RECORDS SUPPLIED >>
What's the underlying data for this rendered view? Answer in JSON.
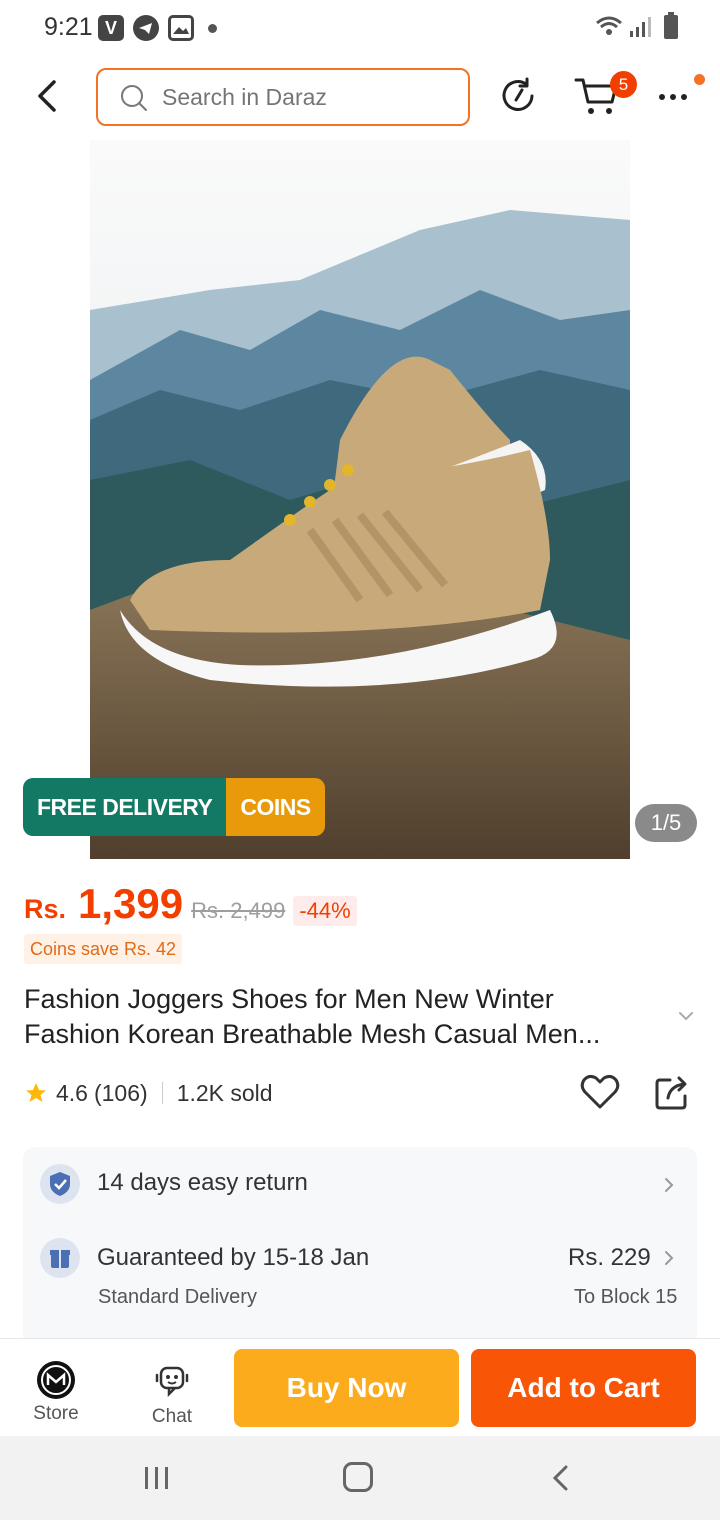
{
  "status_bar": {
    "time": "9:21",
    "v_icon_letter": "V"
  },
  "header": {
    "search_placeholder": "Search in Daraz",
    "cart_count": "5"
  },
  "product": {
    "image_counter": "1/5",
    "promo_free_delivery": "FREE DELIVERY",
    "promo_coins": "COINS",
    "price_currency": "Rs.",
    "price": "1,399",
    "original_price": "Rs. 2,499",
    "discount": "-44%",
    "coins_save": "Coins save Rs. 42",
    "title_line1": "Fashion Joggers Shoes for Men  New Winter",
    "title_line2": "Fashion Korean Breathable Mesh Casual Men...",
    "rating": "4.6",
    "review_count": "(106)",
    "sold": "1.2K sold"
  },
  "delivery": {
    "return_label": "14 days easy return",
    "guarantee_label": "Guaranteed by 15-18 Jan",
    "delivery_type": "Standard Delivery",
    "delivery_fee": "Rs. 229",
    "delivery_location": "To Block 15"
  },
  "actions": {
    "store_label": "Store",
    "chat_label": "Chat",
    "buy_now": "Buy Now",
    "add_to_cart": "Add to Cart"
  },
  "colors": {
    "brand_orange": "#f85606",
    "buy_yellow": "#fbab1c",
    "price_red": "#f23f00",
    "delivery_green": "#127a64",
    "coins_gold": "#e89a0b"
  }
}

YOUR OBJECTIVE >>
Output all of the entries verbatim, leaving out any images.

YOUR RESPONSE >>
What's the underlying data for this rendered view? Answer in JSON.
{
  "status_bar": {
    "time": "9:21",
    "v_icon_letter": "V"
  },
  "header": {
    "search_placeholder": "Search in Daraz",
    "cart_count": "5"
  },
  "product": {
    "image_counter": "1/5",
    "promo_free_delivery": "FREE DELIVERY",
    "promo_coins": "COINS",
    "price_currency": "Rs.",
    "price": "1,399",
    "original_price": "Rs. 2,499",
    "discount": "-44%",
    "coins_save": "Coins save Rs. 42",
    "title_line1": "Fashion Joggers Shoes for Men  New Winter",
    "title_line2": "Fashion Korean Breathable Mesh Casual Men...",
    "rating": "4.6",
    "review_count": "(106)",
    "sold": "1.2K sold"
  },
  "delivery": {
    "return_label": "14 days easy return",
    "guarantee_label": "Guaranteed by 15-18 Jan",
    "delivery_type": "Standard Delivery",
    "delivery_fee": "Rs. 229",
    "delivery_location": "To Block 15"
  },
  "actions": {
    "store_label": "Store",
    "chat_label": "Chat",
    "buy_now": "Buy Now",
    "add_to_cart": "Add to Cart"
  },
  "colors": {
    "brand_orange": "#f85606",
    "buy_yellow": "#fbab1c",
    "price_red": "#f23f00",
    "delivery_green": "#127a64",
    "coins_gold": "#e89a0b"
  }
}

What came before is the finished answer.